Lawn & Garden
What is composting?
Mention the word composting and most people envision large wooden bins located outside with a deteriorating collection of yard clippings, leaves, and household food garbage that requires more time, space, and attention than they can devote to it. Composting, typically set up in backyards, is the natural process of creating rich organic soil by the aerobic breakdown of the compost materials into a rich crumbly mixture. While the complete organic breakdown of this biodegradable potpourri may take several months, the end result is well worth the wait.
Composted material can be used in a variety of places such as houseplants, gardens, and yards. Additional benefits of composting include reducing the amount of lawn debris as well as food refuse that would otherwise be sent to landfills as trash or garbage. Composting also eliminates the need for harsh chemical fertilizers for your lawn and garden. Composting, however, is not just limited to the outdoors.
With kitchen composting even those in urban areas that have limited green space can experience the benefits of composting, just on a smaller scale! Kitchen composting can be adapted to the availability of space and size of family food scraps. In addition to the assortment of kitchen leftovers, another special “ingredient” is added–red wigglers!
The use of worms in this nontraditional method of composting is called vermicomposting. Vermicomposting is a great environmental awareness activity for the home as well as garden clubs, youth groups, and schools. Vermicomposting is easy to set up, needs little equipment or materials, and requires a minimum amount of maintenance to produce an organically enriched compost material.
- To set up your kitchen-composting project, a small plastic container with a tight-fitting lid is needed. Recycled, clean, and empty kitty litter buckets make great worm bins. To aid in the aerobic decomposition of the organic matter, small air holes should be drilled in the bottom, side, and top to ensure proper ventilation and drainage.
- The addition of moistened worm bedding, consisting of shredded strips of newspaper, cardboard, leaf litter, and a small amount of soil, should be limited to 8 to 12 inches in depth.
- A pound of red worms, in particular, Eisenia foetida, is recommended as they can potentially eat their weight in compost food daily and deposit nutrient-rich castes back into the composted material. Red wrigglers can often be obtained from a local bait shop or purchased from a commercial distributor.
- Kitchen food waste, no meat or dairy products.
Red worms can eat through nearly a half a pound of kitchen waste in a day and reproduce quickly. Discarded meat and dairy products should not be used since red worms are vegetarians! However, the addition of crushed eggshells will aid the worm’s digestive process. Kitchen food wastes should be buried in the worm bin under the bedding material to prevent any problems with insects.
Composting Bucket Location
The kitchen-composting bucket should be set up so that air can circulate from the bottom with a pan to collect the “compost tea” that may drain from the worm bin.
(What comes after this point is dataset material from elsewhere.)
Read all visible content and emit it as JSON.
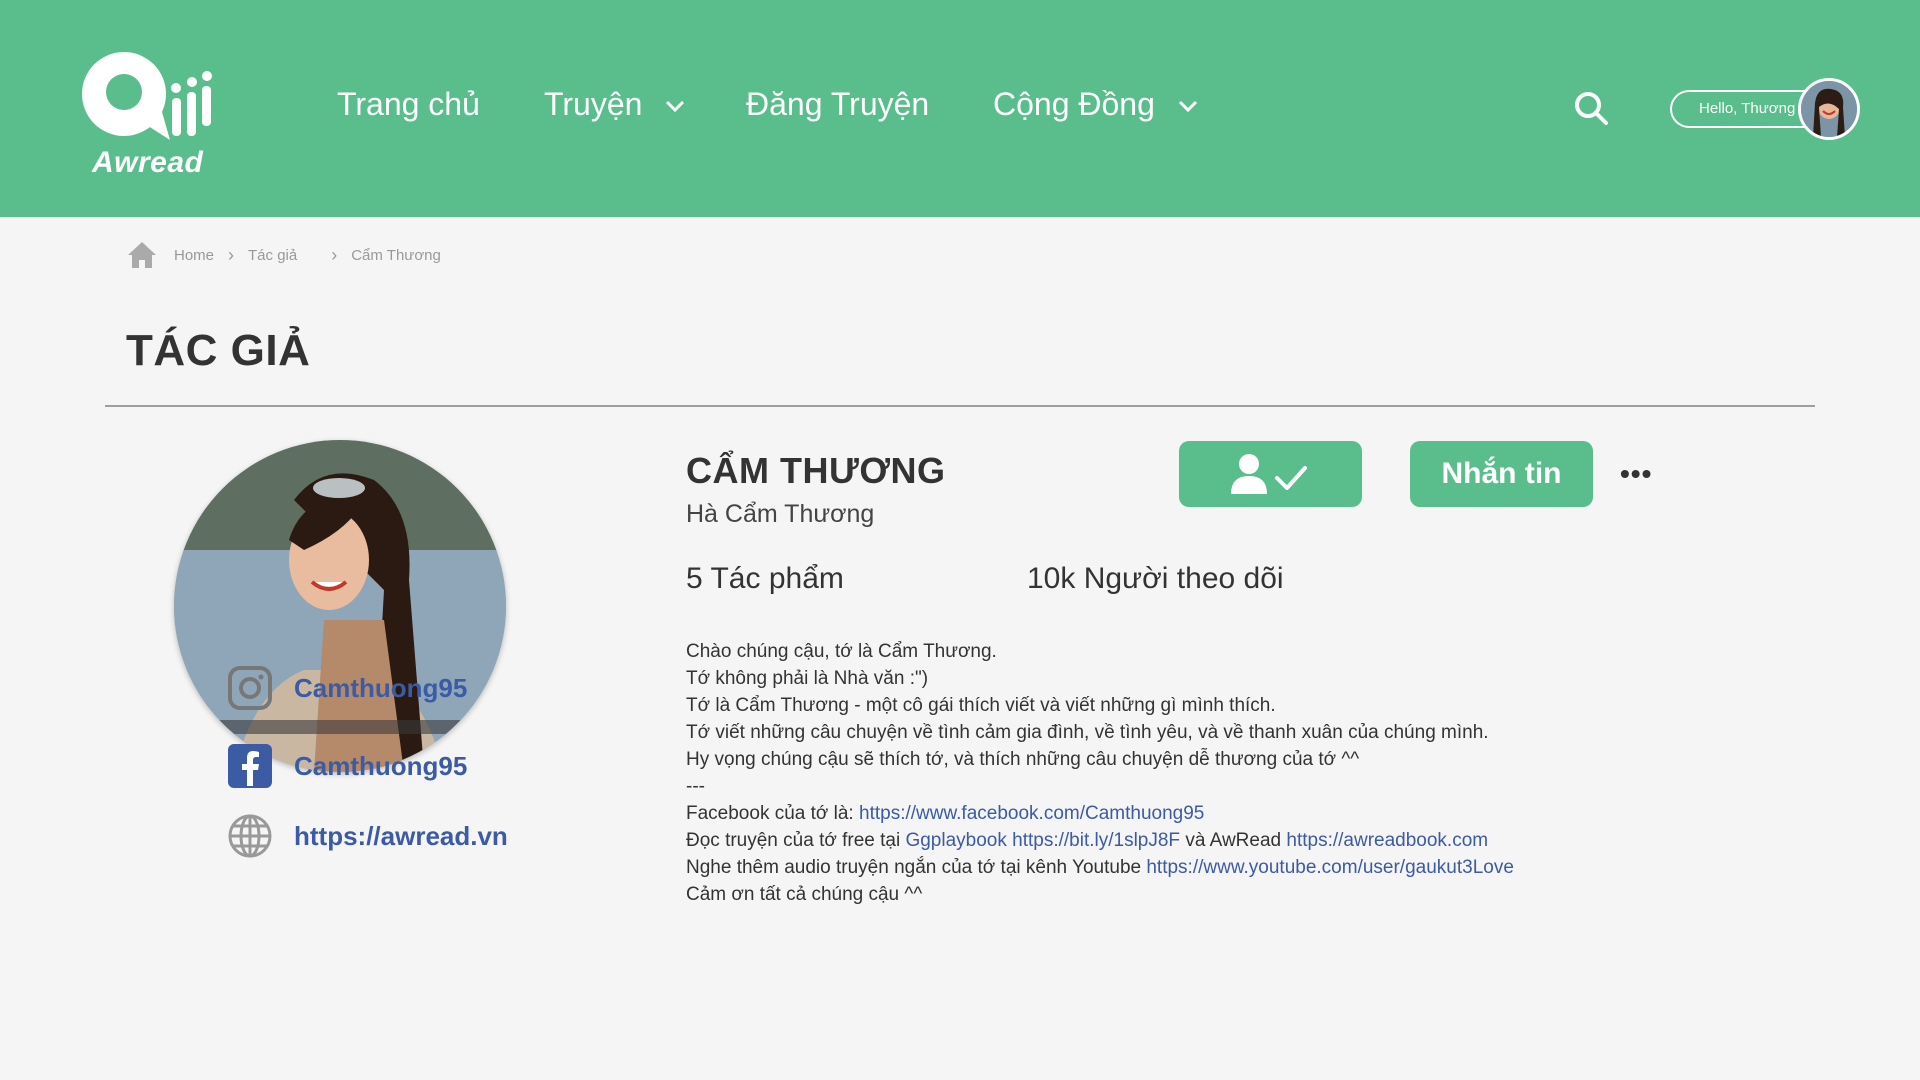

This liquid fertilizer is a great addition for plants as well.
Optimum conditions for a successful worm bin includes:
- placement in a dark, well-ventilated space such as under the kitchen sink or laundry room.
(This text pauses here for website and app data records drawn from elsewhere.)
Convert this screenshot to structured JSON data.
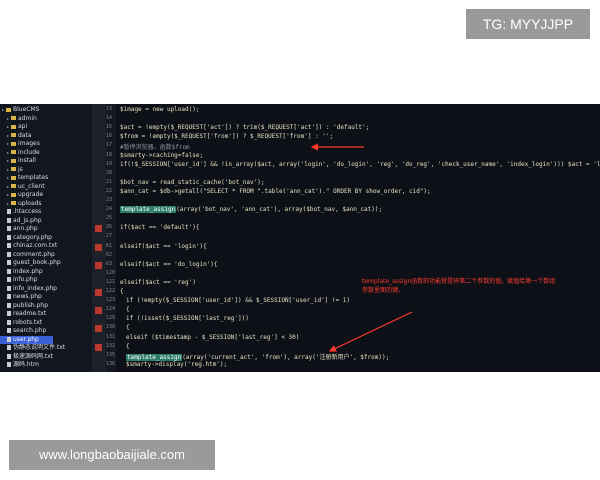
{
  "watermarks": {
    "top": "TG: MYYJJPP",
    "bottom": "www.longbaobaijiale.com"
  },
  "file_tree": {
    "items": [
      {
        "label": "BlueCMS",
        "type": "folder",
        "level": 0
      },
      {
        "label": "admin",
        "type": "folder",
        "level": 1
      },
      {
        "label": "api",
        "type": "folder",
        "level": 1
      },
      {
        "label": "data",
        "type": "folder",
        "level": 1
      },
      {
        "label": "images",
        "type": "folder",
        "level": 1
      },
      {
        "label": "include",
        "type": "folder",
        "level": 1
      },
      {
        "label": "install",
        "type": "folder",
        "level": 1
      },
      {
        "label": "js",
        "type": "folder",
        "level": 1
      },
      {
        "label": "templates",
        "type": "folder",
        "level": 1
      },
      {
        "label": "uc_client",
        "type": "folder",
        "level": 1
      },
      {
        "label": "upgrade",
        "type": "folder",
        "level": 1
      },
      {
        "label": "uploads",
        "type": "folder",
        "level": 1
      },
      {
        "label": ".htaccess",
        "type": "file",
        "level": 1
      },
      {
        "label": "ad_js.php",
        "type": "file",
        "level": 1
      },
      {
        "label": "ann.php",
        "type": "file",
        "level": 1
      },
      {
        "label": "category.php",
        "type": "file",
        "level": 1
      },
      {
        "label": "chinaz.com.txt",
        "type": "file",
        "level": 1
      },
      {
        "label": "comment.php",
        "type": "file",
        "level": 1
      },
      {
        "label": "guest_book.php",
        "type": "file",
        "level": 1
      },
      {
        "label": "index.php",
        "type": "file",
        "level": 1
      },
      {
        "label": "info.php",
        "type": "file",
        "level": 1
      },
      {
        "label": "info_index.php",
        "type": "file",
        "level": 1
      },
      {
        "label": "news.php",
        "type": "file",
        "level": 1
      },
      {
        "label": "publish.php",
        "type": "file",
        "level": 1
      },
      {
        "label": "readme.txt",
        "type": "file",
        "level": 1
      },
      {
        "label": "robots.txt",
        "type": "file",
        "level": 1
      },
      {
        "label": "search.php",
        "type": "file",
        "level": 1
      },
      {
        "label": "user.php",
        "type": "file",
        "level": 1,
        "selected": true
      },
      {
        "label": "伪静态说明文件.txt",
        "type": "file",
        "level": 1
      },
      {
        "label": "极速源码网.txt",
        "type": "file",
        "level": 1
      },
      {
        "label": "源码.htm",
        "type": "file",
        "level": 1
      }
    ]
  },
  "code": {
    "lines": [
      {
        "num": "13",
        "text": "$image = new upload();",
        "indent": 0
      },
      {
        "num": "14",
        "text": "",
        "indent": 0
      },
      {
        "num": "15",
        "text": "$act = !empty($_REQUEST['act']) ? trim($_REQUEST['act']) : 'default';",
        "indent": 0
      },
      {
        "num": "16",
        "text": "$from = !empty($_REQUEST['from']) ? $_REQUEST['from'] : '';",
        "indent": 0
      },
      {
        "num": "17",
        "text": "#暂停浏览器，函数$from",
        "indent": 0,
        "comment": true
      },
      {
        "num": "18",
        "text": "$smarty->caching=false;",
        "indent": 0
      },
      {
        "num": "19",
        "text": "if(!$_SESSION['user_id'] && !in_array($act, array('login', 'do_login', 'reg', 'do_reg', 'check_user_name', 'index_login'))) $act = 'login'; #$act can't control",
        "indent": 0
      },
      {
        "num": "20",
        "text": "",
        "indent": 0
      },
      {
        "num": "21",
        "text": "$bot_nav = read_static_cache('bot_nav');",
        "indent": 0
      },
      {
        "num": "22",
        "text": "$ann_cat = $db->getall(\"SELECT * FROM \".table('ann_cat').\" ORDER BY show_order, cid\");",
        "indent": 0
      },
      {
        "num": "23",
        "text": "",
        "indent": 0
      },
      {
        "num": "24",
        "text": "template_assign(array('bot_nav', 'ann_cat'), array($bot_nav, $ann_cat));",
        "indent": 0,
        "hl": "template_assign"
      },
      {
        "num": "25",
        "text": "",
        "indent": 0
      },
      {
        "num": "26",
        "text": "if($act == 'default'){",
        "indent": 0,
        "marker": true
      },
      {
        "num": "27",
        "text": "",
        "indent": 0
      },
      {
        "num": "61",
        "text": "elseif($act == 'login'){",
        "indent": 0,
        "marker": true
      },
      {
        "num": "62",
        "text": "",
        "indent": 0
      },
      {
        "num": "63",
        "text": "elseif($act == 'do_login'){",
        "indent": 0,
        "marker": true
      },
      {
        "num": "120",
        "text": "",
        "indent": 0
      },
      {
        "num": "121",
        "text": "elseif($act == 'reg')",
        "indent": 0
      },
      {
        "num": "122",
        "text": "{",
        "indent": 0,
        "marker": true
      },
      {
        "num": "123",
        "text": "if (!empty($_SESSION['user_id']) && $_SESSION['user_id'] != 1)",
        "indent": 1
      },
      {
        "num": "124",
        "text": "{",
        "indent": 1,
        "marker": true
      },
      {
        "num": "129",
        "text": "if (!isset($_SESSION['last_reg']))",
        "indent": 1
      },
      {
        "num": "130",
        "text": "{",
        "indent": 1,
        "marker": true
      },
      {
        "num": "131",
        "text": "elseif ($timestamp - $_SESSION['last_reg'] < 30)",
        "indent": 1
      },
      {
        "num": "132",
        "text": "{",
        "indent": 1,
        "marker": true
      },
      {
        "num": "135",
        "text": "template_assign(array('current_act', 'from'), array('注册新用户', $from));",
        "indent": 1,
        "hl": "template_assign"
      },
      {
        "num": "136",
        "text": "$smarty->display('reg.htm');",
        "indent": 1
      }
    ]
  },
  "annotation": {
    "text": "template_assign函数的功能就是将第二个参数的值，赋值给第一个数组参数里面的键。",
    "color": "#ff3b2f"
  },
  "colors": {
    "editor_bg": "#0d1117",
    "highlight": "#2d7d6a",
    "selection": "#3a5fd6",
    "marker": "#b83a2f"
  }
}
- Maintaining its temperature between 55 and 77 degrees Fahrenheit
- Keeping the bedding material damp
- Providing the worms with food.
Periodically, the compost soil and castings need to be removed from the compost bucket and additional bedding material added. Though it may take several months, harvestable castings make excellent potting soil and can contain higher amounts of essential nutrients than regular garden compost.
Whether in the kitchen or the backyard, composting is a relatively easy way to join others who enjoy green living. Not only does composting benefit the homeowner but the urban community as well. For additional information on vermicomposting contact your regional Extension agent with the Alabama Cooperative Extension System.
Dickerson, G. W. & Allen, J. (2016, July). Vermicomposting. New Mexico Extension Service. Guide-H 164. Retrieved from http://aces.nmsu.edu/pubs/_h/H164.pdf.
Hamilton, D. (n.d.) Vermicomposting: Composting with worms. Retrieved from http://pods.dasnr.okstate.edu/docushare/dsweb/Get/Document-10332/BAE-1742web2016.pdf.
United States Environmental Protection Agency. (2016, October 11). How to create and maintain an indoor worm composting bin. Retrieved from https://www.epa.gov/recycle/how-create-and-maintain-indoor-worm-composting-bin.
Washington State University Extension. (n.d). Cheap and easy worm bin. Whatcom County Agriculture Page. Retrieved from http://whatcom.wsu.edu/ag/compost/Easywormbin.htm